Thanking Like You Mean It

November 22, 2022

by Stephen T. Messenger

“Feeling gratitude and not expressing it is like wrapping a present and not giving it.”

-William Arthur Ward

This week, I was briefly tempted to take last year’s Thanksgiving article and repost it. I wanted to do this for two reasons:

1. It’s one of my favorites

2. I would have this week’s article wrapped up early

However, I knew that if I did that, I would be shortchanging not the readers, but myself. I owe myself the opportunity to reflect on gratitude and truly understand how I am and am not thankful. I truly hope you also spend some time thinking about this.

The above quote by William Arthur Ward really hit me. I’m pretty good at genuinely thanking people… unless I think about it. How many presents have I wrapped that are still sitting in my closet?

Failure is delay but not defeat.”

-William Arthur Ward

A few weeks ago, as I was walking into a meeting, I was handed a note. It was a formal thank you letter to one of our amazing employees, written by an important person much higher up in our organization located in another location. I was asked to present this to him.

I read the letter quickly, wasn’t quite sure what the accomplishment was about, and, knowing the gentleman was sitting in the room, decided to go ahead and give it to him right then.

Well, I failed. I asked him to stand up from a seat near the back, fumbled through describing his really important contributions to the team, quickly handed him the letter in the corner, and shook his hand. Then he left. It was underwhelming to say the least.

Well, this weighed on me. While I gave the wrapped present, I never truly recognized this stellar employee. I realized I went through the motions of thanking him, but I never really thanked him.

After going to his office a few days later, I privately apologized and gave more meaningful thanks. To his great credit, he was gracious and understanding. But I let him know what I now vow to do: next time I’m not just going to give someone something, I’m going to thank them.

My plan is to carve out time before the meeting and have the high performing employee come to my office. We’ll talk about their accomplishments and connect on a personal level. I’ll thank them in private and truly understand the nature of their contribution. Then we’ll walk into the meeting together, and I’ll thank them in public; they do, of course, deserve to be thanked publicly.

This will be more of a personal connection, and not an impersonal exchange.

“Gratitude can transform common days into thanksgivings, turn routine jobs into joy, and change ordinary opportunities into blessings.”

 –William Arthur Ward

Ward has this right. When done correctly, gratitude is a powerful leadership tool. When done poorly like I did, gratitude is a “check the box” moment, and most people watching realize this.
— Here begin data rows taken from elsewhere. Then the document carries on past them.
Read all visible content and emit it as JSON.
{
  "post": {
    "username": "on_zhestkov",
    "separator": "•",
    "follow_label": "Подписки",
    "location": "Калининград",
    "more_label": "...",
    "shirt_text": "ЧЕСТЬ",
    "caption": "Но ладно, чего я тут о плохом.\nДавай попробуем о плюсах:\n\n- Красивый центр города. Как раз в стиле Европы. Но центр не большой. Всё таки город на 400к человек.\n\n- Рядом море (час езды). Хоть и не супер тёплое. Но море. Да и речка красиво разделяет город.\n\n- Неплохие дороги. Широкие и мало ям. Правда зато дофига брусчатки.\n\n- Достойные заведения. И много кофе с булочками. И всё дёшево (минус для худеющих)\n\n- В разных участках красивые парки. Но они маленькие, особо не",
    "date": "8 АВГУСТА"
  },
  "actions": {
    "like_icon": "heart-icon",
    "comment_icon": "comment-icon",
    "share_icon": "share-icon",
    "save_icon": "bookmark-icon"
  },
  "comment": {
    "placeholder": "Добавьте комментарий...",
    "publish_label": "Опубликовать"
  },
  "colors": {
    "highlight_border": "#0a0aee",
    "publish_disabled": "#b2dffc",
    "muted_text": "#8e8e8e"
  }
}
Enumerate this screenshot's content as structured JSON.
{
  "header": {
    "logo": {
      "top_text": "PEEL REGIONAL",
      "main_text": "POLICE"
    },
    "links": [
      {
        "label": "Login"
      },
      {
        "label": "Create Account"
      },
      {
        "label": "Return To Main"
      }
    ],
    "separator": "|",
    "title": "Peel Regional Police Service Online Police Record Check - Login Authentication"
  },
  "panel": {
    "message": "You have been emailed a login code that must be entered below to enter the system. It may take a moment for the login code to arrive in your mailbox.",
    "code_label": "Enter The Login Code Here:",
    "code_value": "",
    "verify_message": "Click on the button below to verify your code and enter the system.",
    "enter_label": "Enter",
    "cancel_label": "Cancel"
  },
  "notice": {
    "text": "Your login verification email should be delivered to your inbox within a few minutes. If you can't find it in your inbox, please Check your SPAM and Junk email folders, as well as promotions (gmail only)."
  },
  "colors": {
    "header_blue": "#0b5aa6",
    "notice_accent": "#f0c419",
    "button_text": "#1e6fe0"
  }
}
There are so many things to be thankful for as a leader. I once heard a pastor suggest this line when it comes to a spouse: “If you see something good, say something good.” It applies to work as well.

The Dale Carnegie Training Center claims our praise to criticism ratio should be about 5:1. This means five positive or thankful messages for every one correction or rebuke. I know I can be better at increasing my ratio with positive comments to my wife, my children, and the people I work with.
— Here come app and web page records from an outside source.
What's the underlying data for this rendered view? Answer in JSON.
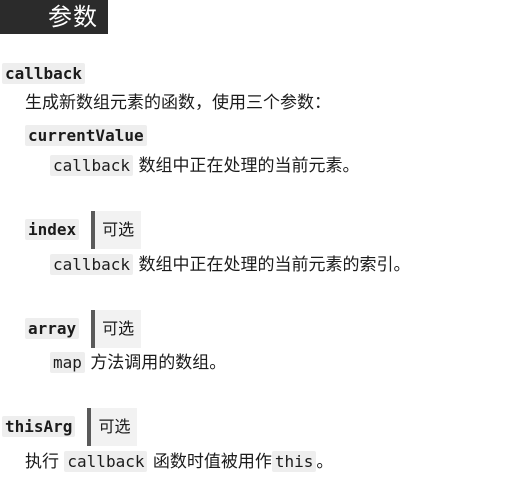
{
  "section": {
    "heading": "参数"
  },
  "params": {
    "callback": {
      "name": "callback",
      "description": "生成新数组元素的函数，使用三个参数："
    },
    "currentValue": {
      "name": "currentValue",
      "code": "callback",
      "description": "数组中正在处理的当前元素。"
    },
    "index": {
      "name": "index",
      "badge": "可选",
      "code": "callback",
      "description": "数组中正在处理的当前元素的索引。"
    },
    "array": {
      "name": "array",
      "badge": "可选",
      "code": "map",
      "description": "方法调用的数组。"
    },
    "thisArg": {
      "name": "thisArg",
      "badge": "可选",
      "prefix": "执行",
      "code": "callback",
      "middle": "函数时值被用作",
      "code2": "this",
      "suffix": "。"
    }
  }
}
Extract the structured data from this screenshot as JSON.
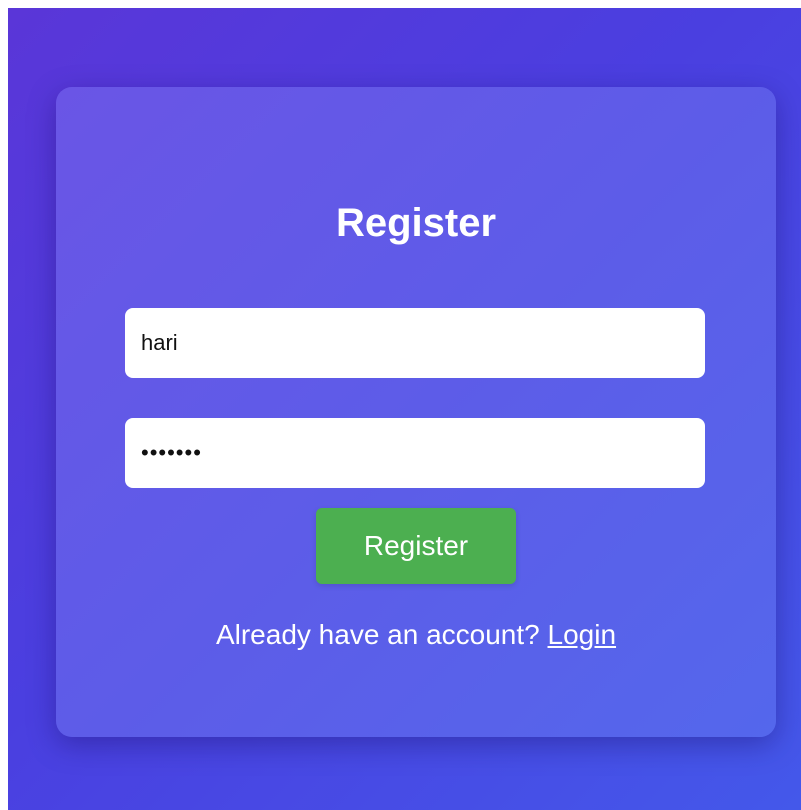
{
  "form": {
    "title": "Register",
    "username_value": "hari",
    "password_value": "•••••••",
    "submit_label": "Register",
    "footer_text": "Already have an account?",
    "login_link": "Login"
  },
  "colors": {
    "background_start": "#5a36d8",
    "background_end": "#4458ea",
    "card": "#5d5ce8",
    "button": "#4caf50",
    "text": "#ffffff"
  }
}
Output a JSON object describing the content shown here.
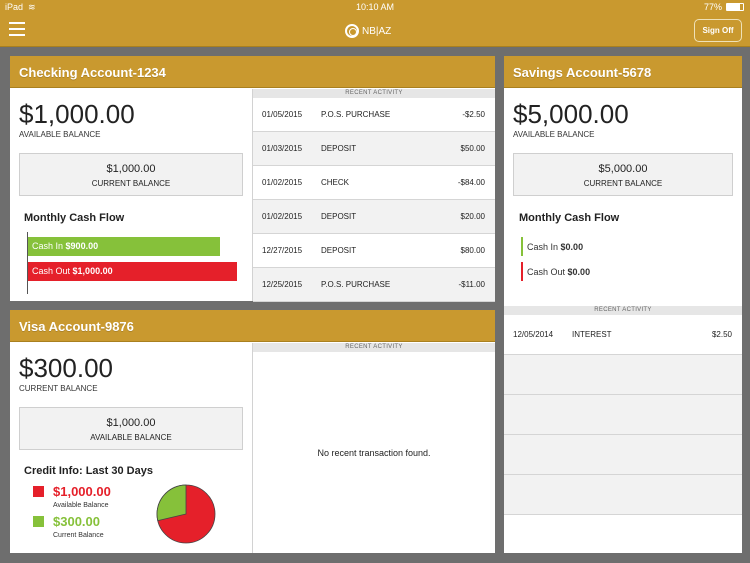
{
  "status_bar": {
    "device": "iPad",
    "time": "10:10 AM",
    "battery": "77%"
  },
  "app_bar": {
    "logo_text": "NB|AZ",
    "sign_off": "Sign Off"
  },
  "checking": {
    "title": "Checking Account-1234",
    "available_balance": "$1,000.00",
    "available_label": "AVAILABLE BALANCE",
    "current_balance": "$1,000.00",
    "current_label": "CURRENT BALANCE",
    "cash_flow_title": "Monthly Cash Flow",
    "cash_in_label": "Cash In",
    "cash_in_value": "$900.00",
    "cash_out_label": "Cash Out",
    "cash_out_value": "$1,000.00",
    "activity_header": "RECENT ACTIVITY",
    "activity": [
      {
        "date": "01/05/2015",
        "desc": "P.O.S. PURCHASE",
        "amount": "-$2.50"
      },
      {
        "date": "01/03/2015",
        "desc": "DEPOSIT",
        "amount": "$50.00"
      },
      {
        "date": "01/02/2015",
        "desc": "CHECK",
        "amount": "-$84.00"
      },
      {
        "date": "01/02/2015",
        "desc": "DEPOSIT",
        "amount": "$20.00"
      },
      {
        "date": "12/27/2015",
        "desc": "DEPOSIT",
        "amount": "$80.00"
      },
      {
        "date": "12/25/2015",
        "desc": "P.O.S. PURCHASE",
        "amount": "-$11.00"
      }
    ]
  },
  "visa": {
    "title": "Visa Account-9876",
    "current_balance": "$300.00",
    "current_label": "CURRENT BALANCE",
    "available_balance": "$1,000.00",
    "available_label": "AVAILABLE BALANCE",
    "credit_title": "Credit Info: Last 30 Days",
    "legend_available_value": "$1,000.00",
    "legend_available_label": "Available Balance",
    "legend_current_value": "$300.00",
    "legend_current_label": "Current Balance",
    "activity_header": "RECENT ACTIVITY",
    "no_activity": "No recent transaction found."
  },
  "savings": {
    "title": "Savings Account-5678",
    "available_balance": "$5,000.00",
    "available_label": "AVAILABLE BALANCE",
    "current_balance": "$5,000.00",
    "current_label": "CURRENT BALANCE",
    "cash_flow_title": "Monthly Cash Flow",
    "cash_in_label": "Cash In",
    "cash_in_value": "$0.00",
    "cash_out_label": "Cash Out",
    "cash_out_value": "$0.00",
    "activity_header": "RECENT ACTIVITY",
    "activity": [
      {
        "date": "12/05/2014",
        "desc": "INTEREST",
        "amount": "$2.50"
      }
    ]
  },
  "colors": {
    "brand_gold": "#c9992f",
    "cash_in_green": "#86c13a",
    "cash_out_red": "#e5202a"
  }
}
Sitting here reflecting, I can think of countless times I’ve missed an opportunity to thank people. As Ward states, I’ve missed opportunities to bring my team thanksgivings, joys, and blessings.

“God gave you a gift of 84,600 seconds today. Have you used one of them to say thank you?”

–William Arthur Ward

I encourage you, and me, this thanksgiving—along with the rest of the year—to increase your gratitude levels in both quality and quantity. Your people are doing great things. When was the last time you told them?

Lead well and be grateful! Happy Thanksgiving! 

I am glad I didn’t mail-in this week’s article and recycle from last Thanksgiving. It’s tempting to be passive when it comes to leadership. The best leaders are active. I encourage you to keep reading, thinking, discussing, and writing about leadership all the time. It’s the only way to get better! 

Subscribe above to join The Maximum Standard community. There is no cost and no ads, just a weekly email to help us all get better at leading!

Finally, I highly recommend Thanksgiving Article 2021:

Leave a Reply

Fill in your details below or click an icon to log in: Logo

You are commenting using your account. Log Out /  Change )

Twitter picture

You are commenting using your Twitter account. Log Out /  Change )

Facebook photo

You are commenting using your Facebook account. Log Out /  Change )

Connecting to %s

%d bloggers like this: